In his statement to Radovan Karadzic’s defense, former head of the National Security Service in Ilidza Srdjan Sehovac claims that Croats and Muslims acted against Serbs. UNPROFOR, humanitarian organizations and Western media did the same

Srdjan Sehovac, defence witness of Radovan KaradzicSrdjan Sehovac, defence witness of Radovan Karadzic

When the Croats and Muslims organized a referendum for BH’s independence, they “tied their flags together” and made it clear that they would jointly act against Serbs. This is what Srdjan Sehovac, who was the head of the National Security Service in Ilidza from 1992 to 1994, told Karadzic’s defense.

In the summary of the statement read out by Radovan Karadzic, it is stated that the Muslim forces had much more weapons than the VRS. Many “foreigners” joined the BH Army units; some “trained Muslims how to kill Serbs”. The Bosnian media painted a “false picture” of the situation, “demonizing Serbs” and portraying Muslims as victims, while Serbs could not get their voices heard in the media. Anti-Serb propaganda was rife, and Serbs lived in constant fear. Foreign correspondents were under pressure from the Sarajevo authorities and mostly sent rigged reports to their news desks, the witness claims.

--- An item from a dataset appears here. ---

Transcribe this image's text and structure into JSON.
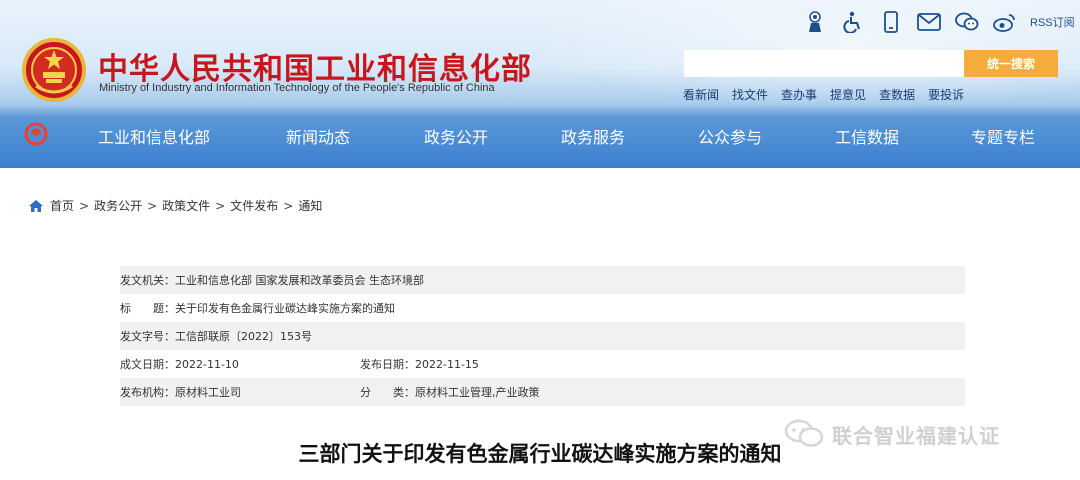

Humanitarian aid workers were also under the control of the Muslim security service, Sehovac notes in his statement. They carried messages, letters and intelligence, and humanitarian aid was resold on the black market. Muslims abused the fact that they could move freely across the Butmir airport to launch attacks from there, while UNPROFOR helped them pass through unhindered. At the same time, Serbs had to use roundabout routes, even for humanitarian aid supplies. UNPROFOR provided Muslims with intelligence about the VRS units’ disposition and their weak points, Sehovac claimed. The Muslim authorities did not allow civilians to leave the city, and often fired on civilians, schools and hospitals.

In the cross-examination, the witness insisted that his service checked all the information obtained in the preliminary interviews. He denied that force was used in the interrogations of detained Muslims. Prosecutor Kimberly West then showed him a statement given by a Muslim who had been beaten with a wooden rod during the interrogation, in the presence of a National security Service operative Mladen Bajagic. Sehovac explained Bajagic’s presence by saying that the military police asked experts from the National Security Service for advice on interrogation techniques. Bajagic, as the witness insisted, ‘did not teach them how to beat people’. In his statement, the Muslim who had been beaten indicates that Bajagic, whom he knew, apologized to him for failing to recognize him sooner; had he known who the man was, he would have made sure he was ‘beaten less badly’.

The last defense witness this week was Milan Mandic, president of the Association of the Families of the Killed and Missing Persons for Sarajevo and Romanija Areas. Karadzic is using Mandic’s testimony in a bid to contest the evidence of Amor Masovic, one of the directors of BH Institute for Missing Persons. Masovic gave evidence during prosecution case. Mandic claimed Masovic was biased and took part in the effort to move the bodies and cover up secondary graves of Serb victims.

The trial of the former RS president on charges of double genocide and other crimes in BH continues on Monday with the cross-examination of Dragomir Milosevic, former Sarajevo-Romanija Corps commander, who has been sentenced to 29 years in prison for the terror campaign against the citizens in Sarajevo.